━━ PROVIDED INFORMATION

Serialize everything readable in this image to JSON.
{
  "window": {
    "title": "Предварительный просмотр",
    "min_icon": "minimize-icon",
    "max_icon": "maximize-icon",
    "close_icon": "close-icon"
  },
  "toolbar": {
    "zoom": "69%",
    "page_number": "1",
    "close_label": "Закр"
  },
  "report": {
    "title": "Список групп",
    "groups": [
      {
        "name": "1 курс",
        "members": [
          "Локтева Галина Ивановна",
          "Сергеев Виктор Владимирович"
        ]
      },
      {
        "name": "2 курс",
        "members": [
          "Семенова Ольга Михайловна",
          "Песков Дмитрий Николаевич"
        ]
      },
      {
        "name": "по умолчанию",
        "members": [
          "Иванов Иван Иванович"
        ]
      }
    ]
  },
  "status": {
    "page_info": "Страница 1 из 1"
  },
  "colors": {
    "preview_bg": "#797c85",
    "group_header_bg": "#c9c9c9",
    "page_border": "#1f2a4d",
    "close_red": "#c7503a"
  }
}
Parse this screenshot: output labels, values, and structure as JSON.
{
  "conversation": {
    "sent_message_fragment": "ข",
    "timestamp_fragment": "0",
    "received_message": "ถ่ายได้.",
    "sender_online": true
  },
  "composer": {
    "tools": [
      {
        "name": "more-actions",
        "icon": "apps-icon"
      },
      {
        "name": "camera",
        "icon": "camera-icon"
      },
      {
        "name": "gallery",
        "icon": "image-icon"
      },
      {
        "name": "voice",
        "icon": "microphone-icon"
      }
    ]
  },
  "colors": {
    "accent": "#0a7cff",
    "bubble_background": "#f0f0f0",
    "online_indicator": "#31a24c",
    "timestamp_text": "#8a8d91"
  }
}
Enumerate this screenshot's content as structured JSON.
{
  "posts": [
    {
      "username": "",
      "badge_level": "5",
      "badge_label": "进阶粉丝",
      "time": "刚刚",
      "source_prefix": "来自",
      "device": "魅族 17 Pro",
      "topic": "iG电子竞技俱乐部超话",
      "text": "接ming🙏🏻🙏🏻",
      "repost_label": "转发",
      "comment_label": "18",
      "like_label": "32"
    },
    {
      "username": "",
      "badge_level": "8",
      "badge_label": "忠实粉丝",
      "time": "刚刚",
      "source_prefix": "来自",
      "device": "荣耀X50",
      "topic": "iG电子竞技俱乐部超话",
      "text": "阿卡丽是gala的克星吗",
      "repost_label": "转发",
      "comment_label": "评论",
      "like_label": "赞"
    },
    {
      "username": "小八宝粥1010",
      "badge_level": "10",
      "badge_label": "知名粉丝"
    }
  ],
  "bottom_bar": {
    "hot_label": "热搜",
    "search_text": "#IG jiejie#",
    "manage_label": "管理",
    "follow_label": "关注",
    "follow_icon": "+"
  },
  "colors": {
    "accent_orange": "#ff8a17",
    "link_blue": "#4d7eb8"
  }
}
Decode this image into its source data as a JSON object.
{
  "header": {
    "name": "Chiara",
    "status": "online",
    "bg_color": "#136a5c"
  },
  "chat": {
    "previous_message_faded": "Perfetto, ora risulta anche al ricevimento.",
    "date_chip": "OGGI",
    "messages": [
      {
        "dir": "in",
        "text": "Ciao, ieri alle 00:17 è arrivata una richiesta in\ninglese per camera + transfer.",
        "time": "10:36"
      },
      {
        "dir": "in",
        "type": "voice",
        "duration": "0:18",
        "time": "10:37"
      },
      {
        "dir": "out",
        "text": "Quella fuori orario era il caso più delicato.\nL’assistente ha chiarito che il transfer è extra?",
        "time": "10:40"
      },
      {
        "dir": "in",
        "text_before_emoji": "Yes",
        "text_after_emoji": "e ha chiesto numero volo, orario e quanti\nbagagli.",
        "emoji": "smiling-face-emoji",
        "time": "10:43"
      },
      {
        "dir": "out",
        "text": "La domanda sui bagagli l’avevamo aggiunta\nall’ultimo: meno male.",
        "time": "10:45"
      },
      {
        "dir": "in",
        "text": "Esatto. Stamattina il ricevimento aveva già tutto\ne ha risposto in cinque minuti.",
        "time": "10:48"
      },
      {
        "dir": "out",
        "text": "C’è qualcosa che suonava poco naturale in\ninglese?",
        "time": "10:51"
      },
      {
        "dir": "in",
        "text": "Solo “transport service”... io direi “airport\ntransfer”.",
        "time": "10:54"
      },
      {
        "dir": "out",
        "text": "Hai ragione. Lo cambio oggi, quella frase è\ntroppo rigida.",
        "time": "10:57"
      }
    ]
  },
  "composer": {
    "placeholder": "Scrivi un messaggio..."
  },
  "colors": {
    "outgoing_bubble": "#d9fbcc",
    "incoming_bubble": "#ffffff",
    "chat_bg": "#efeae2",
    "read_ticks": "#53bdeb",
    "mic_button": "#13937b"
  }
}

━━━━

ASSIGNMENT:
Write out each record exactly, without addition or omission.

ANSWER TO THE PROBLEM:
Serialize everything readable in this image to JSON.
{
  "window": {
    "title": "Предварительный просмотр",
    "min_icon": "minimize-icon",
    "max_icon": "maximize-icon",
    "close_icon": "close-icon"
  },
  "toolbar": {
    "zoom": "69%",
    "page_number": "1",
    "close_label": "Закр"
  },
  "report": {
    "title": "Список групп",
    "groups": [
      {
        "name": "1 курс",
        "members": [
          "Локтева Галина Ивановна",
          "Сергеев Виктор Владимирович"
        ]
      },
      {
        "name": "2 курс",
        "members": [
          "Семенова Ольга Михайловна",
          "Песков Дмитрий Николаевич"
        ]
      },
      {
        "name": "по умолчанию",
        "members": [
          "Иванов Иван Иванович"
        ]
      }
    ]
  },
  "status": {
    "page_info": "Страница 1 из 1"
  },
  "colors": {
    "preview_bg": "#797c85",
    "group_header_bg": "#c9c9c9",
    "page_border": "#1f2a4d",
    "close_red": "#c7503a"
  }
}
Parse this screenshot: output labels, values, and structure as JSON.
{
  "conversation": {
    "sent_message_fragment": "ข",
    "timestamp_fragment": "0",
    "received_message": "ถ่ายได้.",
    "sender_online": true
  },
  "composer": {
    "tools": [
      {
        "name": "more-actions",
        "icon": "apps-icon"
      },
      {
        "name": "camera",
        "icon": "camera-icon"
      },
      {
        "name": "gallery",
        "icon": "image-icon"
      },
      {
        "name": "voice",
        "icon": "microphone-icon"
      }
    ]
  },
  "colors": {
    "accent": "#0a7cff",
    "bubble_background": "#f0f0f0",
    "online_indicator": "#31a24c",
    "timestamp_text": "#8a8d91"
  }
}
Enumerate this screenshot's content as structured JSON.
{
  "posts": [
    {
      "username": "",
      "badge_level": "5",
      "badge_label": "进阶粉丝",
      "time": "刚刚",
      "source_prefix": "来自",
      "device": "魅族 17 Pro",
      "topic": "iG电子竞技俱乐部超话",
      "text": "接ming🙏🏻🙏🏻",
      "repost_label": "转发",
      "comment_label": "18",
      "like_label": "32"
    },
    {
      "username": "",
      "badge_level": "8",
      "badge_label": "忠实粉丝",
      "time": "刚刚",
      "source_prefix": "来自",
      "device": "荣耀X50",
      "topic": "iG电子竞技俱乐部超话",
      "text": "阿卡丽是gala的克星吗",
      "repost_label": "转发",
      "comment_label": "评论",
      "like_label": "赞"
    },
    {
      "username": "小八宝粥1010",
      "badge_level": "10",
      "badge_label": "知名粉丝"
    }
  ],
  "bottom_bar": {
    "hot_label": "热搜",
    "search_text": "#IG jiejie#",
    "manage_label": "管理",
    "follow_label": "关注",
    "follow_icon": "+"
  },
  "colors": {
    "accent_orange": "#ff8a17",
    "link_blue": "#4d7eb8"
  }
}
Decode this image into its source data as a JSON object.
{
  "header": {
    "name": "Chiara",
    "status": "online",
    "bg_color": "#136a5c"
  },
  "chat": {
    "previous_message_faded": "Perfetto, ora risulta anche al ricevimento.",
    "date_chip": "OGGI",
    "messages": [
      {
        "dir": "in",
        "text": "Ciao, ieri alle 00:17 è arrivata una richiesta in\ninglese per camera + transfer.",
        "time": "10:36"
      },
      {
        "dir": "in",
        "type": "voice",
        "duration": "0:18",
        "time": "10:37"
      },
      {
        "dir": "out",
        "text": "Quella fuori orario era il caso più delicato.\nL’assistente ha chiarito che il transfer è extra?",
        "time": "10:40"
      },
      {
        "dir": "in",
        "text_before_emoji": "Yes",
        "text_after_emoji": "e ha chiesto numero volo, orario e quanti\nbagagli.",
        "emoji": "smiling-face-emoji",
        "time": "10:43"
      },
      {
        "dir": "out",
        "text": "La domanda sui bagagli l’avevamo aggiunta\nall’ultimo: meno male.",
        "time": "10:45"
      },
      {
        "dir": "in",
        "text": "Esatto. Stamattina il ricevimento aveva già tutto\ne ha risposto in cinque minuti.",
        "time": "10:48"
      },
      {
        "dir": "out",
        "text": "C’è qualcosa che suonava poco naturale in\ninglese?",
        "time": "10:51"
      },
      {
        "dir": "in",
        "text": "Solo “transport service”... io direi “airport\ntransfer”.",
        "time": "10:54"
      },
      {
        "dir": "out",
        "text": "Hai ragione. Lo cambio oggi, quella frase è\ntroppo rigida.",
        "time": "10:57"
      }
    ]
  },
  "composer": {
    "placeholder": "Scrivi un messaggio..."
  },
  "colors": {
    "outgoing_bubble": "#d9fbcc",
    "incoming_bubble": "#ffffff",
    "chat_bg": "#efeae2",
    "read_ticks": "#53bdeb",
    "mic_button": "#13937b"
  }
}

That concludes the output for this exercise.